**What you should do:** Wherever the word "caption" appears in a line of the data, that line should be copied.

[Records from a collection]
● ● ● ● ●

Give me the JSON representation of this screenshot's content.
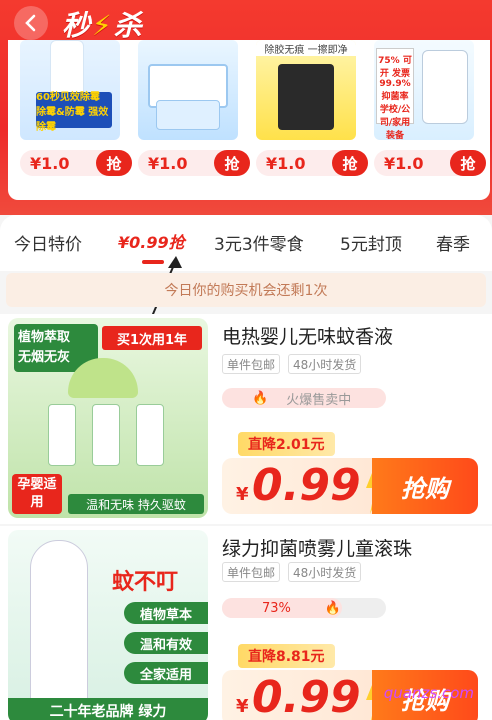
{
  "header": {
    "title": "秒杀",
    "title_prefix": "秒",
    "title_suffix": "杀"
  },
  "flash_products": [
    {
      "price": "¥1.0",
      "grab": "抢",
      "caption": "60秒见效除霉 除霉&防霉 强效除霉"
    },
    {
      "price": "¥1.0",
      "grab": "抢",
      "caption": ""
    },
    {
      "price": "¥1.0",
      "grab": "抢",
      "caption": "除胶无痕 一擦即净"
    },
    {
      "price": "¥1.0",
      "grab": "抢",
      "caption": "75% 可开 发票 99.9% 抑菌率 学校/公司/家用装备"
    }
  ],
  "tabs": [
    "今日特价",
    "0.99抢",
    "3元3件零食",
    "5元封顶",
    "春季"
  ],
  "notice": "今日你的购买机会还剩1次",
  "items": [
    {
      "title": "电热婴儿无味蚊香液",
      "tags": [
        "单件包邮",
        "48小时发货"
      ],
      "status": "火爆售卖中",
      "drop": "直降2.01元",
      "yen": "¥",
      "price": "0.99",
      "buy": "抢购",
      "img_text": {
        "a": "植物萃取",
        "b": "无烟无灰",
        "c": "买1次用1年",
        "d": "孕婴适用",
        "e": "温和无味 持久驱蚊"
      }
    },
    {
      "title": "绿力抑菌喷雾儿童滚珠",
      "tags": [
        "单件包邮",
        "48小时发货"
      ],
      "status": "73%",
      "drop": "直降8.81元",
      "yen": "¥",
      "price": "0.99",
      "buy": "抢购",
      "img_text": {
        "a": "蚊不叮",
        "b": "植物草本",
        "c": "温和有效",
        "d": "全家适用",
        "e": "二十年老品牌 绿力"
      }
    }
  ],
  "watermark": "quanzs.com",
  "colors": {
    "brand_red": "#e8261c",
    "orange": "#ff6a1a"
  }
}
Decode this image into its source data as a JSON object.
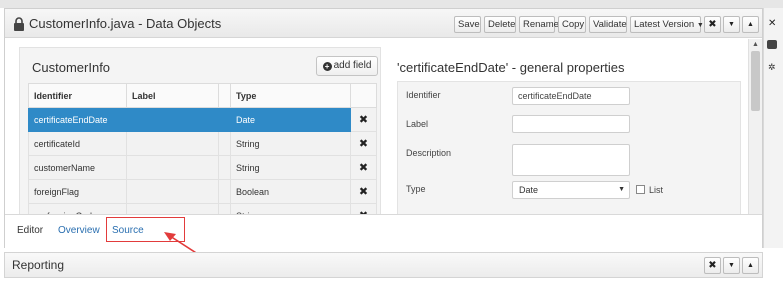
{
  "editor": {
    "title": "CustomerInfo.java - Data Objects",
    "toolbar": {
      "save": "Save",
      "delete": "Delete",
      "rename": "Rename",
      "copy": "Copy",
      "validate": "Validate",
      "latest_version": "Latest Version",
      "dropdown_caret": "▼",
      "close": "✖",
      "menu_caret": "▼",
      "collapse": "▲"
    }
  },
  "left_panel": {
    "heading": "CustomerInfo",
    "add_field": "add field",
    "add_icon": "+",
    "columns": [
      "Identifier",
      "Label",
      "",
      "Type",
      ""
    ],
    "rows": [
      {
        "identifier": "certificateEndDate",
        "label": "",
        "type": "Date",
        "delete": "✖",
        "selected": true
      },
      {
        "identifier": "certificateId",
        "label": "",
        "type": "String",
        "delete": "✖",
        "selected": false
      },
      {
        "identifier": "customerName",
        "label": "",
        "type": "String",
        "delete": "✖",
        "selected": false
      },
      {
        "identifier": "foreignFlag",
        "label": "",
        "type": "Boolean",
        "delete": "✖",
        "selected": false
      },
      {
        "identifier": "professionCode",
        "label": "",
        "type": "String",
        "delete": "✖",
        "selected": false
      }
    ]
  },
  "properties": {
    "heading": "'certificateEndDate' - general properties",
    "identifier_label": "Identifier",
    "identifier_value": "certificateEndDate",
    "label_label": "Label",
    "label_value": "",
    "description_label": "Description",
    "type_label": "Type",
    "type_value": "Date",
    "type_caret": "▼",
    "list_label": "List"
  },
  "scrollbar": {
    "up": "▲",
    "down": "▼"
  },
  "tabs": {
    "editor": "Editor",
    "overview": "Overview",
    "source": "Source"
  },
  "side_strip": {
    "close": "✕",
    "gear": "✲"
  },
  "reporting": {
    "title": "Reporting",
    "close": "✖",
    "menu_caret": "▼",
    "collapse": "▲"
  },
  "colors": {
    "selection_blue": "#2f8ac7",
    "link_blue": "#2a6fb0",
    "highlight_red": "#e23b3b"
  }
}
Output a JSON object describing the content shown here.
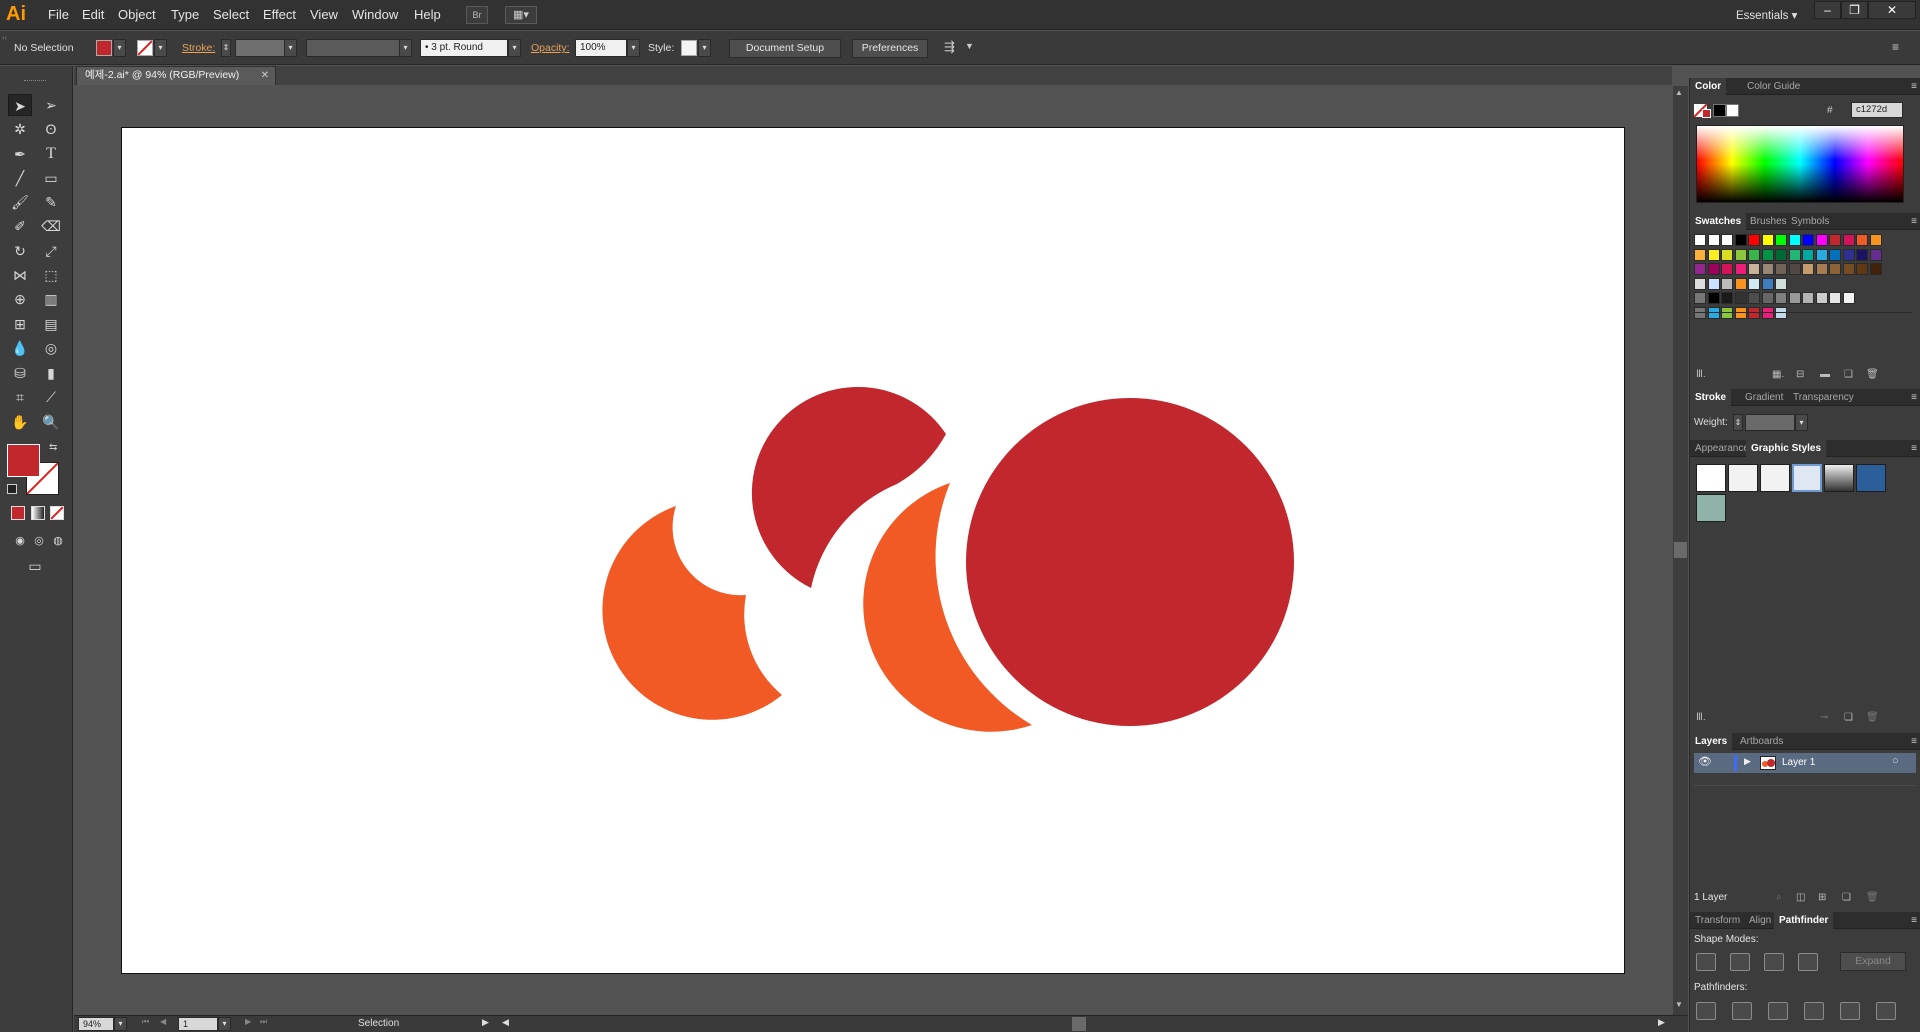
{
  "app": {
    "logo": "Ai"
  },
  "menu": [
    "File",
    "Edit",
    "Object",
    "Type",
    "Select",
    "Effect",
    "View",
    "Window",
    "Help"
  ],
  "workspace": {
    "label": "Essentials"
  },
  "control_bar": {
    "selection": "No Selection",
    "stroke_label": "Stroke:",
    "brush_label": "3 pt. Round",
    "opacity_label": "Opacity:",
    "opacity_value": "100%",
    "style_label": "Style:",
    "document_setup": "Document Setup",
    "preferences": "Preferences"
  },
  "document": {
    "tab_title": "예제-2.ai* @ 94% (RGB/Preview)"
  },
  "status": {
    "zoom": "94%",
    "artboard": "1",
    "tool": "Selection"
  },
  "colors": {
    "fill": "#c1272d",
    "orange": "#f15a24",
    "hex_value": "c1272d"
  },
  "panels": {
    "color": {
      "tabs": [
        "Color",
        "Color Guide"
      ],
      "hex": "c1272d"
    },
    "swatches": {
      "tabs": [
        "Swatches",
        "Brushes",
        "Symbols"
      ]
    },
    "stroke": {
      "tabs": [
        "Stroke",
        "Gradient",
        "Transparency"
      ],
      "weight_label": "Weight:"
    },
    "graphic_styles": {
      "tabs": [
        "Appearance",
        "Graphic Styles"
      ]
    },
    "layers": {
      "tabs": [
        "Layers",
        "Artboards"
      ],
      "layer_name": "Layer 1",
      "count": "1 Layer"
    },
    "pathfinder": {
      "tabs": [
        "Transform",
        "Align",
        "Pathfinder"
      ],
      "shape_modes": "Shape Modes:",
      "pathfinders": "Pathfinders:",
      "expand": "Expand"
    }
  }
}
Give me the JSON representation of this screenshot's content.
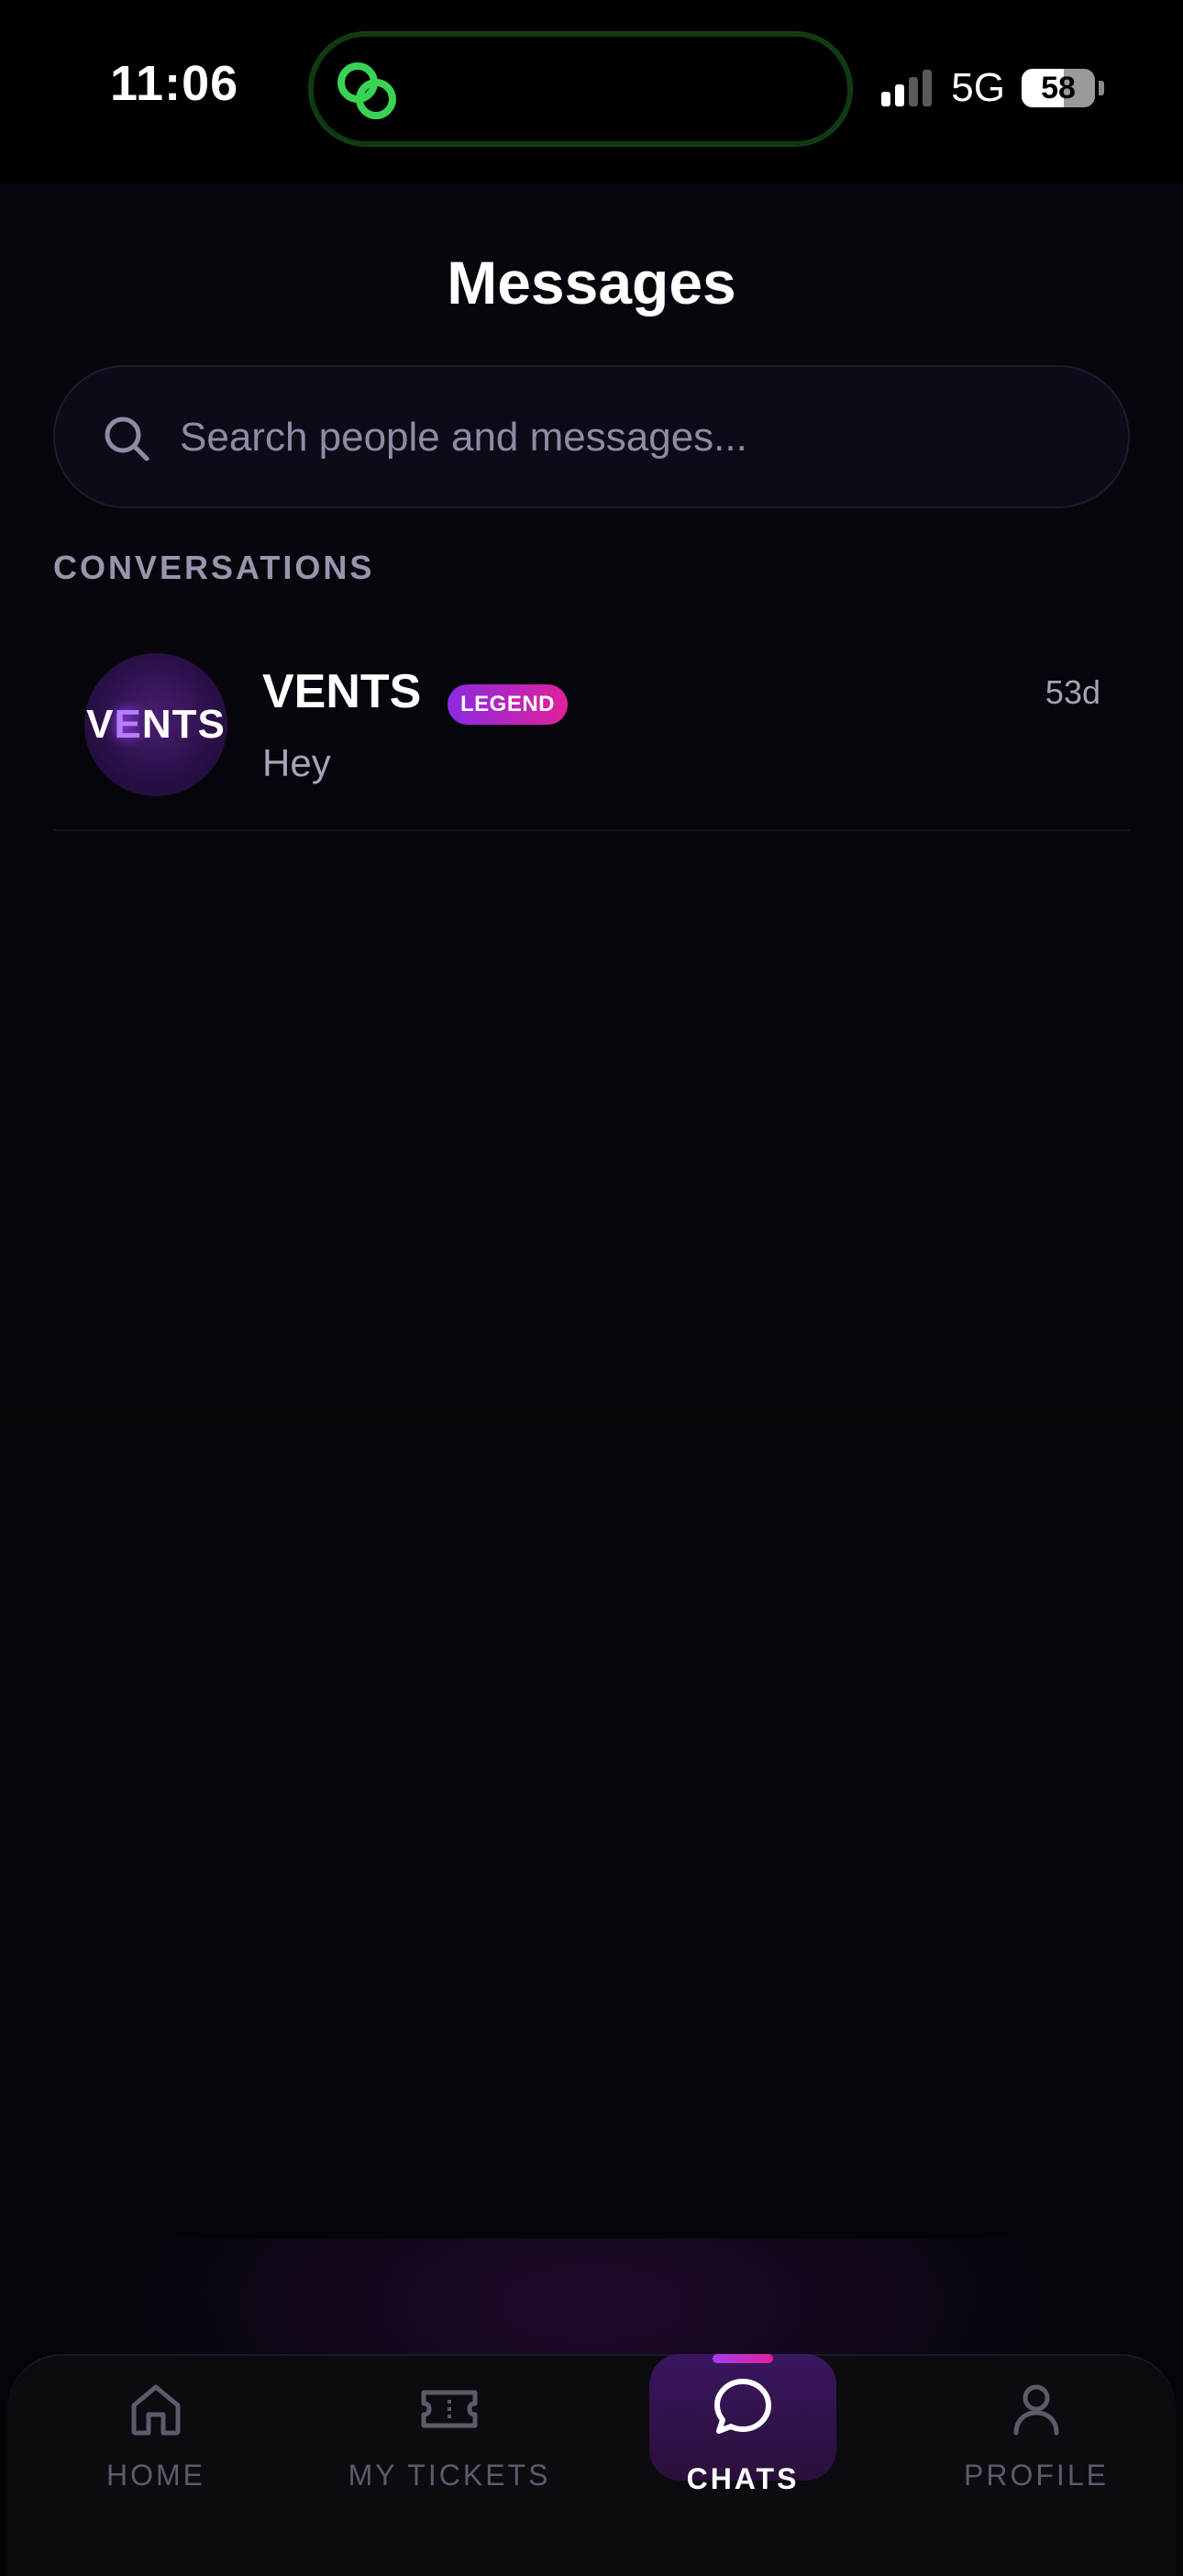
{
  "status_bar": {
    "time": "11:06",
    "network": "5G",
    "battery": "58"
  },
  "page": {
    "title": "Messages"
  },
  "search": {
    "placeholder": "Search people and messages..."
  },
  "section": {
    "label": "CONVERSATIONS"
  },
  "conversations": [
    {
      "name": "VENTS",
      "badge": "LEGEND",
      "time": "53d",
      "last_message": "Hey",
      "avatar_text_prefix": "V",
      "avatar_text_e": "E",
      "avatar_text_suffix": "NTS"
    }
  ],
  "nav": {
    "items": [
      {
        "label": "HOME",
        "icon": "home-icon"
      },
      {
        "label": "MY TICKETS",
        "icon": "ticket-icon"
      },
      {
        "label": "CHATS",
        "icon": "chat-bubble-icon",
        "active": true
      },
      {
        "label": "PROFILE",
        "icon": "profile-icon"
      }
    ]
  },
  "colors": {
    "background": "#050409",
    "accent_start": "#8a2be2",
    "accent_end": "#e0219a",
    "muted_text": "#9896ae"
  }
}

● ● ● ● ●

**Output below:**
      "caption": "60秒见效除霉 除霉&防霉 强效除霉"
      "caption": ""
      "caption": "除胶无痕 一擦即净"
      "caption": "75% 可开 发票 99.9% 抑菌率 学校/公司/家用装备"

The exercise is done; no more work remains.